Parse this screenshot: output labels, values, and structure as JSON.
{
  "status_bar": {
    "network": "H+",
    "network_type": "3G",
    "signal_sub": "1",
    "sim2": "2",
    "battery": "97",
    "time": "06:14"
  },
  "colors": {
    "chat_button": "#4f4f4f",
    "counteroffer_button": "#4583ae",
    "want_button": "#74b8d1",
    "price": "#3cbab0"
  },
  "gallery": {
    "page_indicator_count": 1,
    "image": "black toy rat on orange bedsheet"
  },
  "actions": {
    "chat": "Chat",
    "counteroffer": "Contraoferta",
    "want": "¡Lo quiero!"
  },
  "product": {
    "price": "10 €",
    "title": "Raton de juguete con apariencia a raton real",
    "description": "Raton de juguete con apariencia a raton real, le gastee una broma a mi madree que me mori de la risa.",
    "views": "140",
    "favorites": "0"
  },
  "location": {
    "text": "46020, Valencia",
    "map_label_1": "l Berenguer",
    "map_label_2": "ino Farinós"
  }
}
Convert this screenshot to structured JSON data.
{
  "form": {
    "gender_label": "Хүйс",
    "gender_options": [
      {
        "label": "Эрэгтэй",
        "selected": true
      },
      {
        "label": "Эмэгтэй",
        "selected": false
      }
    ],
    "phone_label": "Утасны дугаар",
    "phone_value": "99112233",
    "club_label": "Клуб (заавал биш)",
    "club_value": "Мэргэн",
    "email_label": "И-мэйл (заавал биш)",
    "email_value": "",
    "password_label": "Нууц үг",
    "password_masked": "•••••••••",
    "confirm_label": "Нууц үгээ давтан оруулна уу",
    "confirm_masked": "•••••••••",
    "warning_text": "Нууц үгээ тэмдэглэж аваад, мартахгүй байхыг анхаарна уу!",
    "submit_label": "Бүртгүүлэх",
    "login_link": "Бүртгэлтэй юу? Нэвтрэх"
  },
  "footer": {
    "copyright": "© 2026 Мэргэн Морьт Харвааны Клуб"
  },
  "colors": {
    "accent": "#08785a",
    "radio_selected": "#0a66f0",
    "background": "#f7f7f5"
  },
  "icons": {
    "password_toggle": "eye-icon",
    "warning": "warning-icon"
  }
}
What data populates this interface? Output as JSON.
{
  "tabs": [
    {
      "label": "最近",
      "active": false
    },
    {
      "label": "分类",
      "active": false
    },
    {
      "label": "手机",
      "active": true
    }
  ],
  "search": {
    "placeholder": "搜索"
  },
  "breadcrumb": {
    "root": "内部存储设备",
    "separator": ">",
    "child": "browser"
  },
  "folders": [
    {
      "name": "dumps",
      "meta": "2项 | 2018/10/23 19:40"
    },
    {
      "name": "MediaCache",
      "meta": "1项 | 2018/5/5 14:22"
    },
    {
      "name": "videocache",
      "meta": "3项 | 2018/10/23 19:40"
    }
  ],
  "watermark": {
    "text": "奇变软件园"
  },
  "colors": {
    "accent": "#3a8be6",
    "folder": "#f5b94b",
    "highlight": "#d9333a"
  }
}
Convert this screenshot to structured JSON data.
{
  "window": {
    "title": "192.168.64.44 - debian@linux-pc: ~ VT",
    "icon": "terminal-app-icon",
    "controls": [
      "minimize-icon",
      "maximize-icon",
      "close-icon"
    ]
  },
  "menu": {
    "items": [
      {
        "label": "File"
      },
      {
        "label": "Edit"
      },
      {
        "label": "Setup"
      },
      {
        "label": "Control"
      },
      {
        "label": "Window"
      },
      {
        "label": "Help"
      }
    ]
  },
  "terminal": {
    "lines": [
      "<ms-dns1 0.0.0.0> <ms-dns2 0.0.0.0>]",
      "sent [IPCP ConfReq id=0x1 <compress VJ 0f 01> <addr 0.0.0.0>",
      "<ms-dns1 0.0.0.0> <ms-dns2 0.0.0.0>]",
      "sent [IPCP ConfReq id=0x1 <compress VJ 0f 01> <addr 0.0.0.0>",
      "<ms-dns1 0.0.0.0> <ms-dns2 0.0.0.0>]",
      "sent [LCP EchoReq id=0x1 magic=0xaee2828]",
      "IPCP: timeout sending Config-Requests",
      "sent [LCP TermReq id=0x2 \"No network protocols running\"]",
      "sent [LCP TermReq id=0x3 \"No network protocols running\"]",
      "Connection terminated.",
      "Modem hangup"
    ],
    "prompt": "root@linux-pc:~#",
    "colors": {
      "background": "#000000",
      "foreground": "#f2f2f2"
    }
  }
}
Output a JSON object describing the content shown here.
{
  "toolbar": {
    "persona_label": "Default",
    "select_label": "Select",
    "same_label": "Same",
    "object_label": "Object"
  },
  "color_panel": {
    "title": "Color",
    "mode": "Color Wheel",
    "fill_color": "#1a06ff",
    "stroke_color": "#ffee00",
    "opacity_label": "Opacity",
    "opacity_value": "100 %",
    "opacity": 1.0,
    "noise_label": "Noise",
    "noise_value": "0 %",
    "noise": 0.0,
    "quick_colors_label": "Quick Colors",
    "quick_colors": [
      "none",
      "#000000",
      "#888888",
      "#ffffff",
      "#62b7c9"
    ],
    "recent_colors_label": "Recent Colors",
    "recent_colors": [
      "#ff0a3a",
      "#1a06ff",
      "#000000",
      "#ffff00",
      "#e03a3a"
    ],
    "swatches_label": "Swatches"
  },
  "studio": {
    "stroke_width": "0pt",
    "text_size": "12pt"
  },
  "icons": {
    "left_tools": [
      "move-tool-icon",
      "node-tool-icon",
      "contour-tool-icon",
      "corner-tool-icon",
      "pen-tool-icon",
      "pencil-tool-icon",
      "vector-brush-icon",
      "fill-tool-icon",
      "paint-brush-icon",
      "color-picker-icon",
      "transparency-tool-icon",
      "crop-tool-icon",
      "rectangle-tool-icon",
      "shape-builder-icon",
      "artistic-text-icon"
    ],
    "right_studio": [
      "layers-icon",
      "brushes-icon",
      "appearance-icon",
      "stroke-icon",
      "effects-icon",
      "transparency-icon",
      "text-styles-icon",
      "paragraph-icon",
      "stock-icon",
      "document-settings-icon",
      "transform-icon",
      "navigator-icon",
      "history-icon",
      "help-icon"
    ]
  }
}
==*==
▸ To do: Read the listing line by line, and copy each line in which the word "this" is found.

▸ The completed task:
Parse this screenshot: output labels, values, and structure as JSON.
Convert this screenshot to structured JSON data.
What data populates this interface? Output as JSON.
Convert this screenshot to structured JSON data.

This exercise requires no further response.